Sunrise over Lower Red Rock Lake

Sunrise over Lower Red Rock Lake
Sunrise over Lower Red Rock Lake

Sunday, August 9, 2015

A Five Grizzly Day

My friend Teri, a fellow volunteer at Malheur NWR came to visit me and do raptor surveys. We met at a campground at Island Park, a very elongated town south of Yellowstone.  The next day we met Michael and did the Shotgun Valley Bird Survey with him. The following day we did the Centennial Valley Raptor Count, starting just south of my trailer to get the Idlewild Eagles.  But they had a failed nest this year and have finally left the nest area.  I still have to turn in my counts to eBird, so I don't have the details on the number of raptors we found.

A Swainson's Hawk from the Shotgun Valley Survey

We had to stop for these moose just a mile from my trailer 


We didn't finish the count until after 4:00 P.M. and then still had to pack up our cold stuff.  We were finally ready to leave about 5:00 P.M. and had a long drive over to the southeast side of Yellowstone - and I live on the west side. We got caught up in the Bison Crossing - they cross the road to go to the river in the evenings, and spent a couple of more hours than we expected getting to our camp.  (The bison are also in rut now, which makes for even more interesting watching as the young bulls tend the cows in pairs and then are run off by the old bulls when the cows come into estrus.) We were so tired, we just put up our tents and went to bed.


A sweet bison calf at the crossing

The next morning we got up early and went to look for wildlife and spent several hours scanning for bears and wolves in Haydin Valley. We were very lucky to see a two year old grizzly bear across the river from us.  Then we looked back up the road when a lot of people started stopping at the pullout behind us.  Then we saw a female grizzly with two cubs coming towards us.  We only got to watch them a few minutes before they disappeared behind a rise.

It was getting time to go to Norris Geyser where Teri wanted to find a friend who was volunteering there, so we started on down the road, only to get caught in another bison crossing. But another two year old grizzly bear was also crossing with them. People piled out of their cars and were within about 20 yards of him.  (And we are supposed to stay 100 yards from bears.) He kept coming toward the road and then started running and ran across the road in front of the car ahead of Teri.


I had to stop for this picture of dawn along Yellowstone Lake


This mature bull was still by himself but may start chasing off the youngsters soon


I deliberately took this picture - from my car - to show how close
people were getting to this bear - the only one close enough to photograph



He'll have a bigger hump soon and he has the little ears and dished face of a griz

I had never met a grizzly bear before this day so I was delighted.
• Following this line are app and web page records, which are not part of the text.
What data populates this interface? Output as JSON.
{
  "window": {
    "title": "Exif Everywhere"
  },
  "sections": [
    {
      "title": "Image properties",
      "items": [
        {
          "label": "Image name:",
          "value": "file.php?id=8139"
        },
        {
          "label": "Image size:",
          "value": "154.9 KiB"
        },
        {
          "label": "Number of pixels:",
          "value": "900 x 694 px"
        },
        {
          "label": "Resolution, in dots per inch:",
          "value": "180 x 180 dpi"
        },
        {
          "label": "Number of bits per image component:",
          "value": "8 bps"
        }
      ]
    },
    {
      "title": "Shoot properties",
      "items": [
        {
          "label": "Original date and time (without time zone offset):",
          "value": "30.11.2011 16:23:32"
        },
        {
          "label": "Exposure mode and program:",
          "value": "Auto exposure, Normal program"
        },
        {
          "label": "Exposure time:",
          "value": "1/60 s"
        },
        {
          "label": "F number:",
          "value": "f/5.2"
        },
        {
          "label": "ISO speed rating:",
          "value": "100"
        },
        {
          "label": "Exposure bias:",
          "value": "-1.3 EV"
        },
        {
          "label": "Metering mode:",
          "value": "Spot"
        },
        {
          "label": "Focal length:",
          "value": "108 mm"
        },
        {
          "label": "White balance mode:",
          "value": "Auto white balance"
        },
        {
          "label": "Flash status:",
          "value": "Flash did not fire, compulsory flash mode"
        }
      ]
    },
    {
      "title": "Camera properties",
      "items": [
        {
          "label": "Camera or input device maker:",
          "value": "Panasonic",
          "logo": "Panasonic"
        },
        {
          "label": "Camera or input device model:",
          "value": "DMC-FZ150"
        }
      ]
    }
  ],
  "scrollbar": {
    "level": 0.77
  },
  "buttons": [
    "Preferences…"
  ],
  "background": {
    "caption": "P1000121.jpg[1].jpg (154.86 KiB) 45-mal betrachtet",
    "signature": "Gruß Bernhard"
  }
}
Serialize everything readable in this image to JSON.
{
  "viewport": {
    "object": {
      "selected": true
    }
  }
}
Teri was also happy to see them. We didn't see any wolves but planned to keep looking for them.

We continued on the the Norris Geyser Basin and were still there before it opened at 9:00 A.M. So we did a quick tour of Porcelain Basin before talking to a ranger. He told us that her friend, Dick, was volunteering at the Ranger Museum in Norris Campground.

A view of the first geyser in the Basin

Even though I had stayed at the Norris Campground on my last two trips to Yellowstone, I had not toured the Ranger Museum so was happy to get time to do so.  Dick was doing a job you have to have special qualifications for and also go on a waiting list.  And you can only do it for two weeks.  You get to talk to the public about the role of rangers in Yellowstone and also have to have both been a ranger and retired from the National Park Service. Dick was on his last day and was training his successor when we caught up with him. We watched the movie about Yellowstone in the early days and enjoyed the beautiful building, left over from when the Army ran the park. Then he suggested we come back and meet him at 5:00 and go to supper with him and his wife Jenny.

We agreed and then went off to find a short hike.  We ended up hiking about 6 miles to Grebe Lake on a mostly flat, easy hike. This went through the area that was burned so badly back in the 80's  and which had lots of trees on the ground.  The day had turned cloudy and I couldn't get a picture of the red crossbills we saw high in a tree. But we were both glad to be walking after sitting in the car  the two previous days.

On the trail to Grebe Lake

View along Grebe Lake as we started our hike back

There was a family of trumpeter swans with two signets at the lake. 

Later we rejoined Dick and Jenny and went to supper at the cafe at Old Faithful, after we couldn't get reservations to the restaurant in the Old Faithful Inn.  We ended the day in a misting rain, watching Old Faithful go off.  Then we spent another hour getting back to our camp driving on a winding road with almost no markings, including the center stripe and setting up my tent in the rain.  (Teri decided to just sleep in her car. ) But it was my favorite day in Yellowstone.


The Ranger Museum - I got to enjoy this rocker in the evening